Page and application data records:
::::::

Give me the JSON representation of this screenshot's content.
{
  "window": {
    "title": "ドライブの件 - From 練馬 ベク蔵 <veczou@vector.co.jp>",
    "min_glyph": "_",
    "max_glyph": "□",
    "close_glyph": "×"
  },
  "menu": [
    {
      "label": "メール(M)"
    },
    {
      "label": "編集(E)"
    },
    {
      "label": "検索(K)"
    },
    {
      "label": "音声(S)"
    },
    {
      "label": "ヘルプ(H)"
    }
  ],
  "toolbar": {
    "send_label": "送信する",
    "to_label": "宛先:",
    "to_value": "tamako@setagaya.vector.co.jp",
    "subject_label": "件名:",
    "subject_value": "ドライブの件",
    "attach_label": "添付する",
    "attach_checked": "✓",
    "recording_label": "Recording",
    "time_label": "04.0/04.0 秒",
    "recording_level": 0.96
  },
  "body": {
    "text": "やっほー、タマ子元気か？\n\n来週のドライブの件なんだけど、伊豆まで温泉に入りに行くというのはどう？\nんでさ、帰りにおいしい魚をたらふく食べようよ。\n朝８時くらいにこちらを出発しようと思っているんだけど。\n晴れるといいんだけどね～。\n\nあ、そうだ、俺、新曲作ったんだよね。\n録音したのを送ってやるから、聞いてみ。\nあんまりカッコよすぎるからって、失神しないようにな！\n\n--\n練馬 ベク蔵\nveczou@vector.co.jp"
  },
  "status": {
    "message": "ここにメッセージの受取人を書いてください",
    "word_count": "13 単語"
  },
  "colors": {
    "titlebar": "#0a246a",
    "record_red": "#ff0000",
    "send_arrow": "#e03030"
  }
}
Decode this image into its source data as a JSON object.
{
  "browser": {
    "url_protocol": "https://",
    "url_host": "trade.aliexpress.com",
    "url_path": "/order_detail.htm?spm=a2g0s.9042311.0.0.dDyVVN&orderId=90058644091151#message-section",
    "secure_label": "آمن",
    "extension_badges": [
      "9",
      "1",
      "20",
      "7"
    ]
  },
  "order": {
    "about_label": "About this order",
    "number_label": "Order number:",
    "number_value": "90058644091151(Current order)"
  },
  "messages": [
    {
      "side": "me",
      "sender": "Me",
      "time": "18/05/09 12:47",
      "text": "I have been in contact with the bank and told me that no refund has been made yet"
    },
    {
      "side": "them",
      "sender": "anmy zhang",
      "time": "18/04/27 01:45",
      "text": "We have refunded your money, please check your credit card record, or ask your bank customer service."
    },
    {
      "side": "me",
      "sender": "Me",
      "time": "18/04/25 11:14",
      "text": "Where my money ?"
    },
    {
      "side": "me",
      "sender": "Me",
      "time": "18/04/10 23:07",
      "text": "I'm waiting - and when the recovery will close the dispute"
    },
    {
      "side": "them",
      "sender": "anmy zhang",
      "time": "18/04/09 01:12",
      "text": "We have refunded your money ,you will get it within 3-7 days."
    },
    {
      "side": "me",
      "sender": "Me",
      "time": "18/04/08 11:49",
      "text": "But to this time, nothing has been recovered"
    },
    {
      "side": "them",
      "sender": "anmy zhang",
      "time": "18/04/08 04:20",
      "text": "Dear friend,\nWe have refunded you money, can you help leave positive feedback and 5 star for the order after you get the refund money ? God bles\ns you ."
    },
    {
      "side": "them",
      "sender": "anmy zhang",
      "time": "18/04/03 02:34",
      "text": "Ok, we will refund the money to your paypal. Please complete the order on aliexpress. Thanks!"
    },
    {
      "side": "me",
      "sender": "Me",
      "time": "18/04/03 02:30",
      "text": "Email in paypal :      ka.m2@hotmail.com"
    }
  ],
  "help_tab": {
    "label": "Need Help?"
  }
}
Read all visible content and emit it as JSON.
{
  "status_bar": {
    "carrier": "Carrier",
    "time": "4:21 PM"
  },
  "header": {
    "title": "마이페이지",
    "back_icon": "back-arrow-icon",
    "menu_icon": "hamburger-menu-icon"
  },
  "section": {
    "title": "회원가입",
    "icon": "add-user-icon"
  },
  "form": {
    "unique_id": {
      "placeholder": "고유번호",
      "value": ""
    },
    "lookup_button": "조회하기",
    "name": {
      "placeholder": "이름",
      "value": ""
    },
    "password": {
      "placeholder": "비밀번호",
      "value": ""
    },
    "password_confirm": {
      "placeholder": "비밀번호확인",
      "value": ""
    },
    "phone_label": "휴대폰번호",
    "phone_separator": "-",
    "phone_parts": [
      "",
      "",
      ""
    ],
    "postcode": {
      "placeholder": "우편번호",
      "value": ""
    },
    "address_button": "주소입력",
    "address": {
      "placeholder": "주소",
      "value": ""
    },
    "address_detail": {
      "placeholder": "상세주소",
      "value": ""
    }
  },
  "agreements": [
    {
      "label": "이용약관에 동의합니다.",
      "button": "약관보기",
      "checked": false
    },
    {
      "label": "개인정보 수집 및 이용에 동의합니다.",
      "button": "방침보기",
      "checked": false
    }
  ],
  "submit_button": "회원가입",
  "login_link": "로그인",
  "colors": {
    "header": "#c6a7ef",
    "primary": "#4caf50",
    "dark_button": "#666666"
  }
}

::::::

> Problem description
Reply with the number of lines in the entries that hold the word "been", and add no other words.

> Task response
2